Don't be a liar

There are few hard rules I apply to software development. But this I can stand behind: Don’t be a liar.

There is never a good reason.

If your code is lying to me, I don’t know what else in your code I can trust. As trust in a project’s code slowly degrades, so does developer effectiveness and happiness. You really have no reason to lie with your code. And each lie builds on the next to create a seriously big pile of poo.

When you lie, your intention is unclear

When I see a variable named dogs but I see:

const cat = dogs[0];

I have 2 questions in my mind:

  • Should dogs be named something else?
  • Or, should we just not be storing this other cat object in here?

What are you trying to do?

When writing software, we’ve got a million things in our minds. We’re holding call stacks in our head while we’re staying focused on our goals. We’re considering the specs we’re working on implementing. We’re thinking about whether a module’s responsibilities are sane. We’ve got a lot of things going on.

And here you’re trying to give me an additional thing to keep in my head that’s ambiguous and will require me to probably git blame you and send you a message so I can ask you what you were trying to do here.

Don’t do it. Don’t be a liar.

When your comments lie, it’s time consuming for others to double check their accuracy

// get the bone
const doNextAction = () => {

When you have a comment that isn’t accurately reflecting the code its referring to, you’re essentially hiding bugs with your own words. I’m sure you’ve done this before:

  • Skim through code (probably in some huge mega-function that’s 800 lines long)
  • Look for comments to help you make sense of the mess
  • Move forward with the comment’s knowledge in your mind
  • Run into some weird bug
  • Realize it was because the comment was wrong and so your understanding of the system was incorrect
  • Fuck.

Don’t do it. Don’t be a liar.
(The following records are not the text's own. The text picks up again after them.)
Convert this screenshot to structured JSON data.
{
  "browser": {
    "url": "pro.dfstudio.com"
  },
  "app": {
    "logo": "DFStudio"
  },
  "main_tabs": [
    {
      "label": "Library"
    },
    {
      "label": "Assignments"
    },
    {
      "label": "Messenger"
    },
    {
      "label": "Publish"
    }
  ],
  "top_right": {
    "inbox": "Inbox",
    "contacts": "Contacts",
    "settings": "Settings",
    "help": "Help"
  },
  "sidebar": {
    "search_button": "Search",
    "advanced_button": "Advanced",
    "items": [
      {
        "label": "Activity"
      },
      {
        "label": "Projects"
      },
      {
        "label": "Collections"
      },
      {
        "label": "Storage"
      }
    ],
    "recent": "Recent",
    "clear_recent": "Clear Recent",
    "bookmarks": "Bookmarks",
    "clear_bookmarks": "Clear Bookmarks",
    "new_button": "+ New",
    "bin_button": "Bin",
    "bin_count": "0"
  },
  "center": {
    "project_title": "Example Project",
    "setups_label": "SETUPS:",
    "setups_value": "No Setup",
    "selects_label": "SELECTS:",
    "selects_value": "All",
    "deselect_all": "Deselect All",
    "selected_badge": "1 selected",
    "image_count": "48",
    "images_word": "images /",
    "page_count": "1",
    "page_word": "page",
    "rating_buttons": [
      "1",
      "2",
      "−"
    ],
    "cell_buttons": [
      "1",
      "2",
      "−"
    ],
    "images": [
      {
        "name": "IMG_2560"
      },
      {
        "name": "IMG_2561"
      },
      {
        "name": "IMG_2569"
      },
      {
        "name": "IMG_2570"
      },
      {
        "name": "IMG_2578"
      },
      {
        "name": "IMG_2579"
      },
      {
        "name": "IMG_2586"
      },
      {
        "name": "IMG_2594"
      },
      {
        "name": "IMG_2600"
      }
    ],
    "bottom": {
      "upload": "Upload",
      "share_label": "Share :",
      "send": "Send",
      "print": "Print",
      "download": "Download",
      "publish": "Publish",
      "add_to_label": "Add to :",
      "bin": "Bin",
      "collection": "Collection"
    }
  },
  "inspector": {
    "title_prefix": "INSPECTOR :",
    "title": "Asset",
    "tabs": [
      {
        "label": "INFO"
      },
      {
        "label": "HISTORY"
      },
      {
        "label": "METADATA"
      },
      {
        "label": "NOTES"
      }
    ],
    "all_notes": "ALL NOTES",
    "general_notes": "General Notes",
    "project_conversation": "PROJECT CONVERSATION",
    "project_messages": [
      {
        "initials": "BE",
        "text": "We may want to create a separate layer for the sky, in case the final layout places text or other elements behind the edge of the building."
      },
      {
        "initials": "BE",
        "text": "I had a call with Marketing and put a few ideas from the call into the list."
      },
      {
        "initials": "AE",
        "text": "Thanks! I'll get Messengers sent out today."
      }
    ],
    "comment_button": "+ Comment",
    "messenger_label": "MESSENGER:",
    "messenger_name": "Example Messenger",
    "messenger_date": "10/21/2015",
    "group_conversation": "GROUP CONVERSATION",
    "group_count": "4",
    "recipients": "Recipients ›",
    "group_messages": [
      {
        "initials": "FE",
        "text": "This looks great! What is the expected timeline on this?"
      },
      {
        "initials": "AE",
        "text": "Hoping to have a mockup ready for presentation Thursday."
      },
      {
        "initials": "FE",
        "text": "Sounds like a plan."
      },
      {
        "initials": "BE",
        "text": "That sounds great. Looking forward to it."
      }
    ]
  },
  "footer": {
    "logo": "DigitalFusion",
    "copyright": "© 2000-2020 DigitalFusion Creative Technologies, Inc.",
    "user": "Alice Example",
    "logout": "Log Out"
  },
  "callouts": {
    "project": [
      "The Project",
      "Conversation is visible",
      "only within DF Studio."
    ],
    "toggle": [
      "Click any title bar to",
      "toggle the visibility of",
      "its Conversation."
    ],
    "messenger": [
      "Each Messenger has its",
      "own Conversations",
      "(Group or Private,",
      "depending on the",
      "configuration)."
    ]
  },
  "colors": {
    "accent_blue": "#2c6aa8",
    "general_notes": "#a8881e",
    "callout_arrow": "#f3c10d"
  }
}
Avoid the commenting and just write specs and tests instead. That way, at least your assumptions are being exercised in tests and everyone is reading a test’s description when it’s run rather than in a comment that may not be accurate.

I’ve been lying, how do I fix it?

Unfortunately, you probably already have some lies in your code.

Sometimes, especially in legacy systems, it can’t be helped. These old code bases haven’t been refactored to reflect new learnings or knowledge in the code. For instance, renaming data can involve database migrations that can be expensive and dangerous.

Say we’re doing something silly like calling a phone number a username:

const user = {
  username: 4158675309,
  profileName: 'jenny',

const contactUser = (user) => {
    phoneNumber: user.username, /* 🤔🤢🤮 */
    text: "I've got to make you mine"

You’ve got littered around your code base all these lies where you’re requesting a username but actually getting a phone number. WTF?

OK, fine. It’s a mess. Folks before you are to git blame. But we must move forward with what we have. If you’ve inherited a system with lies, you should not be persisting them.

What do we do?

We isolate the lie.

const getPhoneNumber = (user) => {
  return user.username; // this is a lie, but at least it's only here

const contactUser = (user) => {
  sendSms({ phoneNumber: getPhoneNumber(user), text: ... })

You’ll start seeing getPhoneNumber all around the code rather than the user.username lie. Yes, it’s more code, but it’s code that’s a truer representation of the world with a more accurate expression of how the system works.

Not only have you avoided lying yourself, you’re also giving the team a way out of its pile of lies. Good job at not being a liar.